The most fundamental aggression to ourselves, the most fundamental harm we can do to ourselves, is to remain ignorant by not having the courage and the respect to look at ourselves honestly and gently.Pema Chödrön, When Things Fall Apart: Heart Advice for Difficult Times
Student self assessment involved students evaluating their own work, effort and behaviour. As a school, my administration team has procedures in place that I, as a teacher, follow to ensure students are regularly self-assessing their academic progress – but given the enormity of behavioural issues I’ve been faced with this year it seemed only logical to implement a similar strategy in the realm of behaviour and effort.
I created the following resource as a means of getting some of my lower level classes to reflect on their attitudes, and it was tremendously successful – I was blown away by how seriously my kids performed this activity, as well as how honest (mostly) they were.
This term I distributed this self-evaluation to students twice; the first time after their mid-term examination, and the second after their finals. I feel this process helped students to remain aware of their own attitudes, as well as creating a sense of involvement and autonomy over the behaviour and effort grades that would ultimately be awarded upon their report cards.

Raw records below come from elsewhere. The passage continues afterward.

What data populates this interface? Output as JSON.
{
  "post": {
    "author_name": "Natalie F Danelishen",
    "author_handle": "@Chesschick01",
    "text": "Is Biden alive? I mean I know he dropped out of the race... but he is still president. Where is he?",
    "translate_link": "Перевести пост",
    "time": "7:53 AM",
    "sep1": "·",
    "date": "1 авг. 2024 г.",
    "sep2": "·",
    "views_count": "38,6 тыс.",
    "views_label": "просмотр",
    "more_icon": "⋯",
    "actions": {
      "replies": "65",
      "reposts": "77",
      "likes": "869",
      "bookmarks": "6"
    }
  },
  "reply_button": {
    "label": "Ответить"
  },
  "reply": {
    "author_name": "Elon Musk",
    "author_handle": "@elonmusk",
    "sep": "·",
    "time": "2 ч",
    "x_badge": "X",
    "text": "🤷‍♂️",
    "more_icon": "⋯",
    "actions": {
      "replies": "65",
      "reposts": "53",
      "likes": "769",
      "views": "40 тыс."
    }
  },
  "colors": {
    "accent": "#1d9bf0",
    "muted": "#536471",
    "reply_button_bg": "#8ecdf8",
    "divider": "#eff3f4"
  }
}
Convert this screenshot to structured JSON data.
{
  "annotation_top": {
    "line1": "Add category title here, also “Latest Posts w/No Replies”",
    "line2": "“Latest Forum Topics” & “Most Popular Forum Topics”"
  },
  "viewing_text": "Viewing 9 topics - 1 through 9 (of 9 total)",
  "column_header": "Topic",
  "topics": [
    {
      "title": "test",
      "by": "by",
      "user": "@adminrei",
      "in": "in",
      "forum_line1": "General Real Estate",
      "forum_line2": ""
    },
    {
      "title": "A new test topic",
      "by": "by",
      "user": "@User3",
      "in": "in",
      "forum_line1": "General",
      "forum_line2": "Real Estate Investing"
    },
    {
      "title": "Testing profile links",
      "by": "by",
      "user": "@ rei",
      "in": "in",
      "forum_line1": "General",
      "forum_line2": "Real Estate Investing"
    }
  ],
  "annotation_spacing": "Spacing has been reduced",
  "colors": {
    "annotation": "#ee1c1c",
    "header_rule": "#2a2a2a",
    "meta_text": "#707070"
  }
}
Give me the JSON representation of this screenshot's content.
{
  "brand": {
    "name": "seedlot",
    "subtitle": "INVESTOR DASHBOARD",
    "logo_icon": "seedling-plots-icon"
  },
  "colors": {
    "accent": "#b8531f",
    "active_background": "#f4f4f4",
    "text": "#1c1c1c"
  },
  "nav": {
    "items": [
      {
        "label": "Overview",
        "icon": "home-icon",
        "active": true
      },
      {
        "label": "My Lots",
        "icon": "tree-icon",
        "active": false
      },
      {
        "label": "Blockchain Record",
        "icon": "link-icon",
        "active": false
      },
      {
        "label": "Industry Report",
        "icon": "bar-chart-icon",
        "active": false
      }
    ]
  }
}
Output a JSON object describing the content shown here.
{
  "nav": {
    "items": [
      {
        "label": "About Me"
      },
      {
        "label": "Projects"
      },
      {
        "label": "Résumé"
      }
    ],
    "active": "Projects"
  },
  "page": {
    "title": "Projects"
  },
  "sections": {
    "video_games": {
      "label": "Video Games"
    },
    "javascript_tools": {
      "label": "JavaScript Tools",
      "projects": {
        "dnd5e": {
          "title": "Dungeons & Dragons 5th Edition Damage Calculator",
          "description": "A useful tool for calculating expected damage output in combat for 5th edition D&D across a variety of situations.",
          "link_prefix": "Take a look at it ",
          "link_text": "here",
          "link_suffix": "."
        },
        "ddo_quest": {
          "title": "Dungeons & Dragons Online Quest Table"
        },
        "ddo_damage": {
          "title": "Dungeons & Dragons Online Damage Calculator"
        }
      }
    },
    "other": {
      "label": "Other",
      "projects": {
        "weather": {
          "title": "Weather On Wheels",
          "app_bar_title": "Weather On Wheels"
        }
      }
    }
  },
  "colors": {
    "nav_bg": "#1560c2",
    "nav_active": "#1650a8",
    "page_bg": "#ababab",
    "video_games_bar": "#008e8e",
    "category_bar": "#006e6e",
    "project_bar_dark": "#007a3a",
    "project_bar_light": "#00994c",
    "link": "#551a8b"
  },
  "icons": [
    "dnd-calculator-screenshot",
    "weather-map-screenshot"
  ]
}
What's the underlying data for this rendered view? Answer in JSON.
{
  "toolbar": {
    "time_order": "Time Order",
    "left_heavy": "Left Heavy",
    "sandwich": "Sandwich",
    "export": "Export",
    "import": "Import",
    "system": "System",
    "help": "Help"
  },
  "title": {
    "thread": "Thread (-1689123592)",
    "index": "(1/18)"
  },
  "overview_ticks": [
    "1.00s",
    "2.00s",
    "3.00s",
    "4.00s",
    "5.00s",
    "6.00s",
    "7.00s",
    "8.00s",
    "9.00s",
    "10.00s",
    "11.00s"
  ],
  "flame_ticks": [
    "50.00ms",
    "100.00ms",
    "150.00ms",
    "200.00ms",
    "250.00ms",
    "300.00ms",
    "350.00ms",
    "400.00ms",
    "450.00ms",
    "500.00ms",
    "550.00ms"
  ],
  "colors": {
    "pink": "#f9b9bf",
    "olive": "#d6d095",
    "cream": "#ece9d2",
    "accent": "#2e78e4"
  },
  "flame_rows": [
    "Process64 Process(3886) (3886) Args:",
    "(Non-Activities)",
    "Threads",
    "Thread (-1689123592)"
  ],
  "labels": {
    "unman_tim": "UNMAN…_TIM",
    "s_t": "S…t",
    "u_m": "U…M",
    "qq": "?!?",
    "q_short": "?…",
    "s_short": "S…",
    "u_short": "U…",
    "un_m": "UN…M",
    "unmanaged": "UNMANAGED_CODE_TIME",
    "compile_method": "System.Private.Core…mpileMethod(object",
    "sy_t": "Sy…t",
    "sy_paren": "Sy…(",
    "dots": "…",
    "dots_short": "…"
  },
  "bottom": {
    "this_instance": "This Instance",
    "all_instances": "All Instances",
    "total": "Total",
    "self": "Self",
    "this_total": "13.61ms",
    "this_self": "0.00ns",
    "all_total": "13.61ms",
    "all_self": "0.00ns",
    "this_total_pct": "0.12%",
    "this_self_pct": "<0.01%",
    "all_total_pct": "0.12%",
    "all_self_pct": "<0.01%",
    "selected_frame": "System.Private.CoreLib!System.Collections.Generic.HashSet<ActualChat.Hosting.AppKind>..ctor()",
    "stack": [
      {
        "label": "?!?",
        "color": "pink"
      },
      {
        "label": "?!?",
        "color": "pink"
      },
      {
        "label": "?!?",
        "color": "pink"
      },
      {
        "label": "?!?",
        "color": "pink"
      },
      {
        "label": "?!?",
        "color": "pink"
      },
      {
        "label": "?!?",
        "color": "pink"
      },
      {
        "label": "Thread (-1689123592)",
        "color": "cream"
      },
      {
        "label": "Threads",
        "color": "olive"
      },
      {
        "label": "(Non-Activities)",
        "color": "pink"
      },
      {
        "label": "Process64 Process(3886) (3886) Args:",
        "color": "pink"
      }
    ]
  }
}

Do you have any student self-reflection tools that you use in your classroom?